Kurt Andersen could be writing the follow-up to his '90s epic, Turn of the Century. He could be using his cred as cofounder of the seminal '80s magazine Spy as an E-ZPass into moguldom. Instead, he's sitting in a cubicle-size office in a converted Manhattan warehouse working on a website. Geared to media insiders and freshly launched May 10, it's aptly called Inside.com, and, says Andersen, it represents ''a once-in-a-lifetime moment. It's as if it was 1969 and someone said, 'Hey, come join this rock & roll band.''' Of course, not even Jefferson Airplane looked this geeky.
In case you've missed the copious prepress coverage, Andersen and his cofounders former Spin editor in chief Michael Hirschorn and former Brill's Content bigwig Deanna Brown have raided trades like The Hollywood Reporter and Variety, papers like The Wall Street Journal, and mainstream magazines like Business Week to build a top-shelf staff of reporters and editors. They raised $23 million from blue-chip investment houses in the fumes of April's market crash. Their basic pitch: Success in today's convergent world requires that industry-ites understand the entire media spectrum, not just what they cover in a specific area. Now comes the mission impossible: charging $19.95 a month (or $199 a year) for much of the Inside.com's content while attracting 100,000 subscribers over the next three years.
Whether the media elite will shell out the expense-account dough largely depends on how awed they are by Inside.com's data lode.
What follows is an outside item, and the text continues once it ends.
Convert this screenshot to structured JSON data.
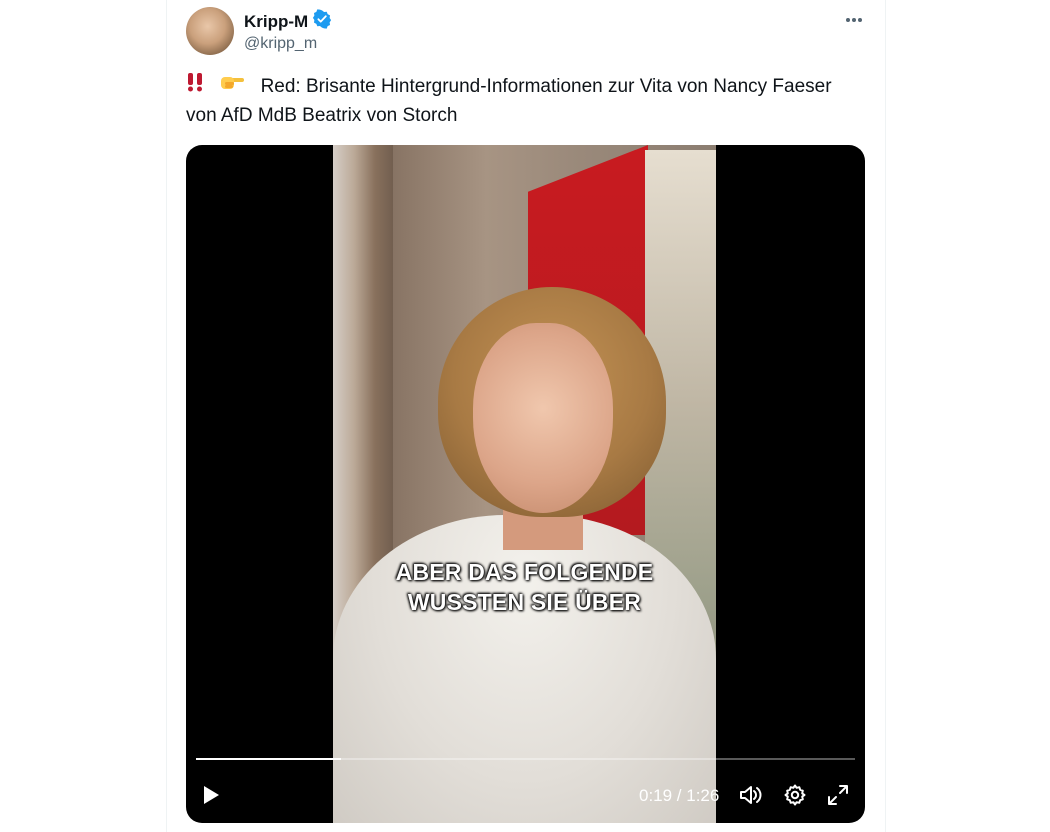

It sure looks impressive: There are next-day Nielsen TV ratings, daily box office updates, and details on every script sale in Hollywood, including a list of hot Weekend Reads. Network news shows will be broken down by segment, reporter, and time; and a Book Tracker will parse new releases by publisher, agent, and even fees paid. The site will also supply breaking news throughout the day, bolstered by such all-star columnists as The Simpsons' Harry Shearer, Oz creator Tom Fontana, Bondscreenwriter Bruce Feirstein, former Nirvana manager and Artemis Records founder Danny Goldberg, and Brillstein-Grey Entertainment founder Bernie Brillstein (who will be writing an advice column don't expect Garry Shandling to e-mail any questions in).
For those not willing to pay the freight, Inside.com will offer mainstream entertainment news for free, while in-house scribes will churn out summaries of the late shows, radio talk shows, and gossip tabs. A Power Index of moguls ranked by readers will chart, say, Oprah Winfrey's rise or fall in heavy popularity trading, and there will be daily party photos and ''media mogul astrology.'' The goal is to attract roughly 10 million page views per month.
Since Inside.com is boldly attempting to cover everything, it's sure to get some things right. But it will be interesting to see which ideas disappear in the first three months, when the founders only one of whom has any Web-building experience realize that imagining the perfect digital publication is much easier than producing one on a daily basis. The site is also relying on the untested notion that statistical fetishism can be applied to the media in the same way it is to sports or finance and that the desire for such data is strong enough to get insiders to cancel all their other $200 subscriptions. Ironically, Inside.com's best chance of beating the likes of The Hollywood Reporter may lie in offering so much...variety.